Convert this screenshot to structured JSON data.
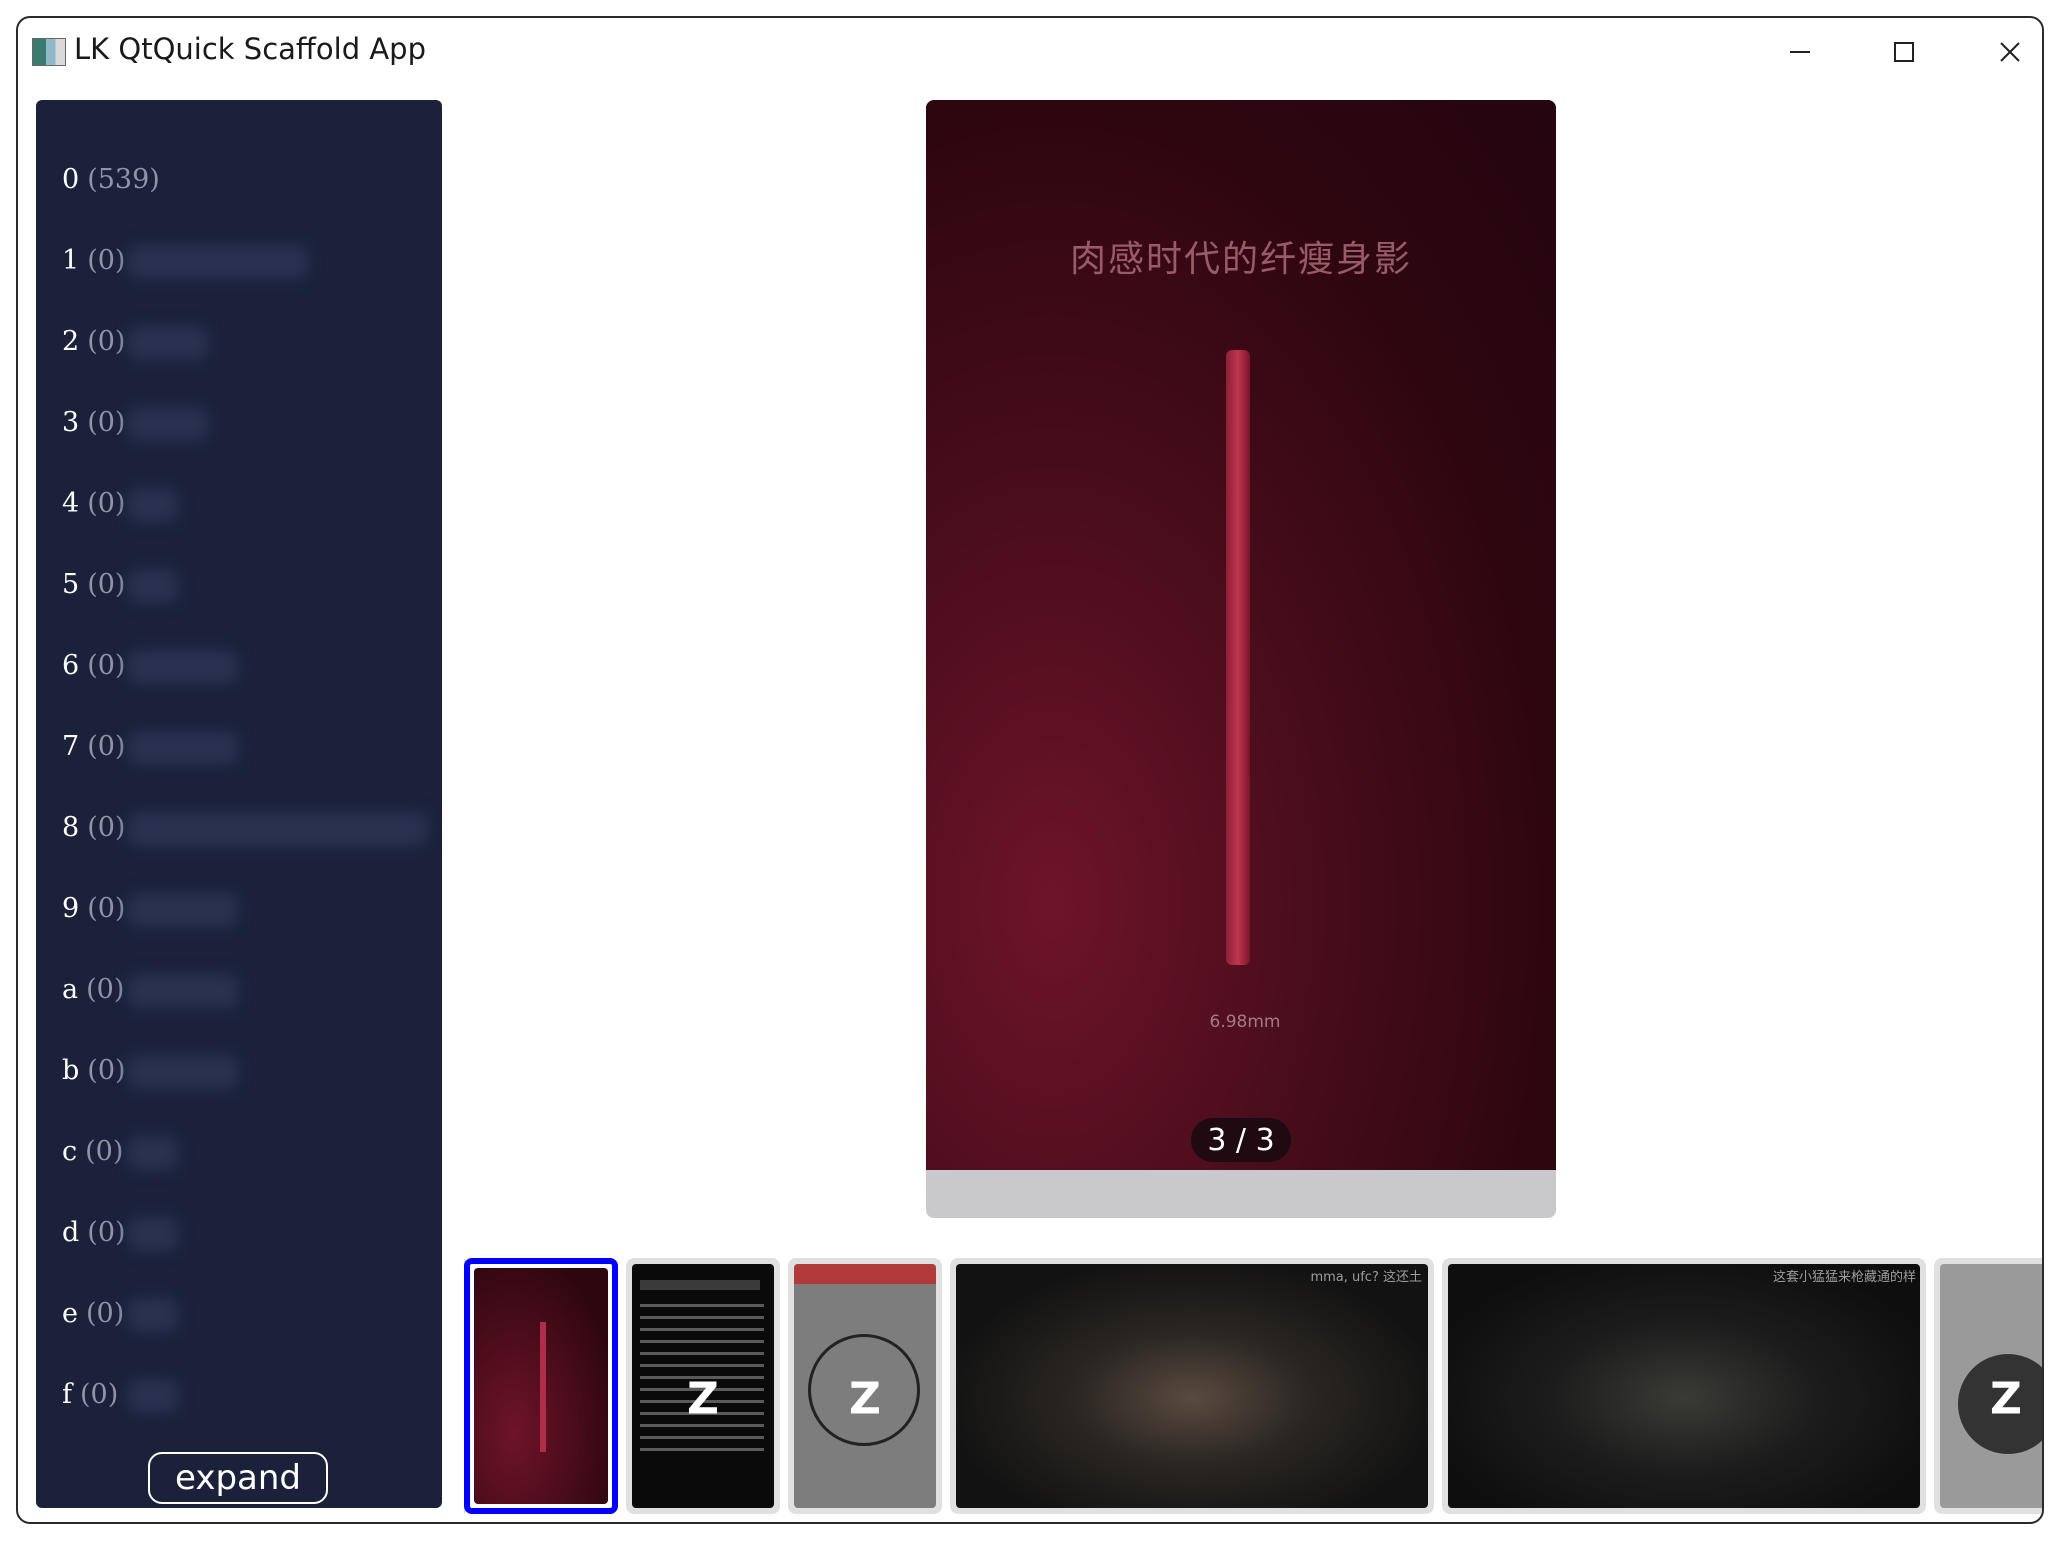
{
  "window": {
    "title": "LK QtQuick Scaffold App"
  },
  "titlebar": {
    "icons": [
      "app-icon",
      "minimize-icon",
      "maximize-icon",
      "close-icon"
    ]
  },
  "sidebar": {
    "items": [
      {
        "key": "0",
        "count": "(539)"
      },
      {
        "key": "1",
        "count": "(0)"
      },
      {
        "key": "2",
        "count": "(0)"
      },
      {
        "key": "3",
        "count": "(0)"
      },
      {
        "key": "4",
        "count": "(0)"
      },
      {
        "key": "5",
        "count": "(0)"
      },
      {
        "key": "6",
        "count": "(0)"
      },
      {
        "key": "7",
        "count": "(0)"
      },
      {
        "key": "8",
        "count": "(0)"
      },
      {
        "key": "9",
        "count": "(0)"
      },
      {
        "key": "a",
        "count": "(0)"
      },
      {
        "key": "b",
        "count": "(0)"
      },
      {
        "key": "c",
        "count": "(0)"
      },
      {
        "key": "d",
        "count": "(0)"
      },
      {
        "key": "e",
        "count": "(0)"
      },
      {
        "key": "f",
        "count": "(0)"
      }
    ],
    "expand_label": "expand"
  },
  "viewer": {
    "caption": "肉感时代的纤瘦身影",
    "thickness": "6.98mm",
    "page_counter": "3 / 3"
  },
  "thumbnails": [
    {
      "selected": true,
      "z": "",
      "overlay": ""
    },
    {
      "selected": false,
      "z": "Z",
      "overlay": ""
    },
    {
      "selected": false,
      "z": "Z",
      "overlay": ""
    },
    {
      "selected": false,
      "z": "",
      "overlay": "mma, ufc?    这还土"
    },
    {
      "selected": false,
      "z": "",
      "overlay": "这套小猛猛来枪藏通的样"
    },
    {
      "selected": false,
      "z": "Z",
      "overlay": ""
    }
  ],
  "colors": {
    "sidebar_bg": "#1b213a",
    "selected_border": "#0000ff",
    "viewer_bg": "#3a0814"
  }
}
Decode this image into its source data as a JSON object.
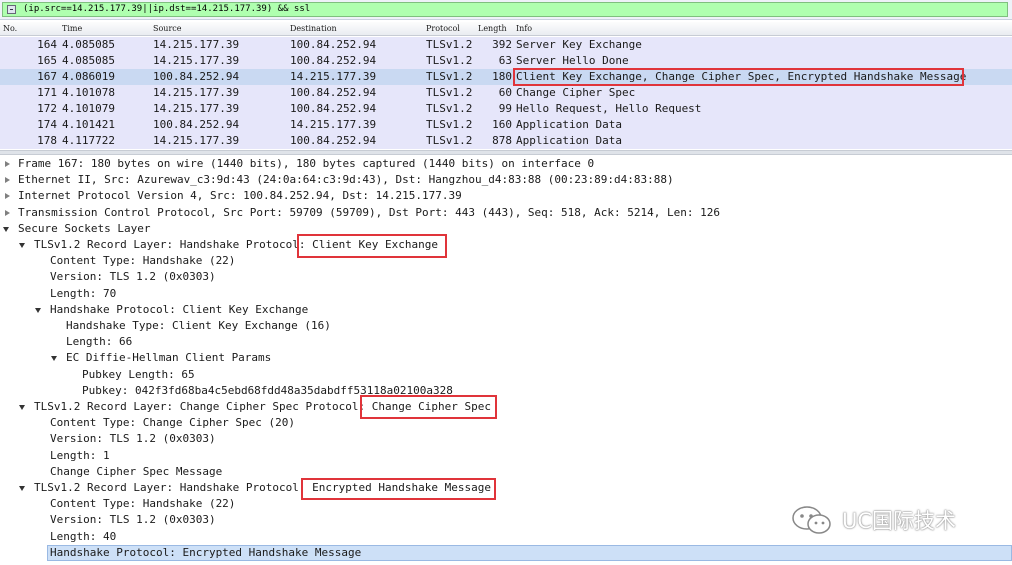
{
  "filter": {
    "value": "(ip.src==14.215.177.39||ip.dst==14.215.177.39) && ssl"
  },
  "columns": {
    "no": "No.",
    "time": "Time",
    "source": "Source",
    "destination": "Destination",
    "protocol": "Protocol",
    "length": "Length",
    "info": "Info"
  },
  "packets": [
    {
      "no": "164",
      "time": "4.085085",
      "src": "14.215.177.39",
      "dst": "100.84.252.94",
      "proto": "TLSv1.2",
      "len": "392",
      "info": "Server Key Exchange"
    },
    {
      "no": "165",
      "time": "4.085085",
      "src": "14.215.177.39",
      "dst": "100.84.252.94",
      "proto": "TLSv1.2",
      "len": "63",
      "info": "Server Hello Done"
    },
    {
      "no": "167",
      "time": "4.086019",
      "src": "100.84.252.94",
      "dst": "14.215.177.39",
      "proto": "TLSv1.2",
      "len": "180",
      "info": "Client Key Exchange, Change Cipher Spec, Encrypted Handshake Message",
      "selected": true
    },
    {
      "no": "171",
      "time": "4.101078",
      "src": "14.215.177.39",
      "dst": "100.84.252.94",
      "proto": "TLSv1.2",
      "len": "60",
      "info": "Change Cipher Spec"
    },
    {
      "no": "172",
      "time": "4.101079",
      "src": "14.215.177.39",
      "dst": "100.84.252.94",
      "proto": "TLSv1.2",
      "len": "99",
      "info": "Hello Request, Hello Request"
    },
    {
      "no": "174",
      "time": "4.101421",
      "src": "100.84.252.94",
      "dst": "14.215.177.39",
      "proto": "TLSv1.2",
      "len": "160",
      "info": "Application Data"
    },
    {
      "no": "178",
      "time": "4.117722",
      "src": "14.215.177.39",
      "dst": "100.84.252.94",
      "proto": "TLSv1.2",
      "len": "878",
      "info": "Application Data"
    }
  ],
  "details": [
    {
      "text": "Frame 167: 180 bytes on wire (1440 bits), 180 bytes captured (1440 bits) on interface 0",
      "level": 0,
      "arrow": "right"
    },
    {
      "text": "Ethernet II, Src: Azurewav_c3:9d:43 (24:0a:64:c3:9d:43), Dst: Hangzhou_d4:83:88 (00:23:89:d4:83:88)",
      "level": 0,
      "arrow": "right"
    },
    {
      "text": "Internet Protocol Version 4, Src: 100.84.252.94, Dst: 14.215.177.39",
      "level": 0,
      "arrow": "right"
    },
    {
      "text": "Transmission Control Protocol, Src Port: 59709 (59709), Dst Port: 443 (443), Seq: 518, Ack: 5214, Len: 126",
      "level": 0,
      "arrow": "right"
    },
    {
      "text": "Secure Sockets Layer",
      "level": 0,
      "arrow": "down"
    },
    {
      "text": "TLSv1.2 Record Layer: Handshake Protocol: Client Key Exchange",
      "level": 1,
      "arrow": "down"
    },
    {
      "text": "Content Type: Handshake (22)",
      "level": 2,
      "arrow": ""
    },
    {
      "text": "Version: TLS 1.2 (0x0303)",
      "level": 2,
      "arrow": ""
    },
    {
      "text": "Length: 70",
      "level": 2,
      "arrow": ""
    },
    {
      "text": "Handshake Protocol: Client Key Exchange",
      "level": 2,
      "arrow": "down"
    },
    {
      "text": "Handshake Type: Client Key Exchange (16)",
      "level": 3,
      "arrow": ""
    },
    {
      "text": "Length: 66",
      "level": 3,
      "arrow": ""
    },
    {
      "text": "EC Diffie-Hellman Client Params",
      "level": 3,
      "arrow": "down"
    },
    {
      "text": "Pubkey Length: 65",
      "level": 4,
      "arrow": ""
    },
    {
      "text": "Pubkey: 042f3fd68ba4c5ebd68fdd48a35dabdff53118a02100a328",
      "level": 4,
      "arrow": ""
    },
    {
      "text": "TLSv1.2 Record Layer: Change Cipher Spec Protocol: Change Cipher Spec",
      "level": 1,
      "arrow": "down"
    },
    {
      "text": "Content Type: Change Cipher Spec (20)",
      "level": 2,
      "arrow": ""
    },
    {
      "text": "Version: TLS 1.2 (0x0303)",
      "level": 2,
      "arrow": ""
    },
    {
      "text": "Length: 1",
      "level": 2,
      "arrow": ""
    },
    {
      "text": "Change Cipher Spec Message",
      "level": 2,
      "arrow": ""
    },
    {
      "text": "TLSv1.2 Record Layer: Handshake Protocol: Encrypted Handshake Message",
      "level": 1,
      "arrow": "down"
    },
    {
      "text": "Content Type: Handshake (22)",
      "level": 2,
      "arrow": ""
    },
    {
      "text": "Version: TLS 1.2 (0x0303)",
      "level": 2,
      "arrow": ""
    },
    {
      "text": "Length: 40",
      "level": 2,
      "arrow": ""
    },
    {
      "text": "Handshake Protocol: Encrypted Handshake Message",
      "level": 2,
      "arrow": "",
      "selected": true
    }
  ],
  "watermark": {
    "text": "UC国际技术",
    "icon": "wechat-icon"
  },
  "colors": {
    "filter_bg": "#afffaf",
    "row_bg": "#e6e6fa",
    "highlight": "#e0343a"
  }
}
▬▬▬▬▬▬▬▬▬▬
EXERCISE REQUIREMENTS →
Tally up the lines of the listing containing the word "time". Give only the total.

SOLUTION TO THIS PROBLEM →
8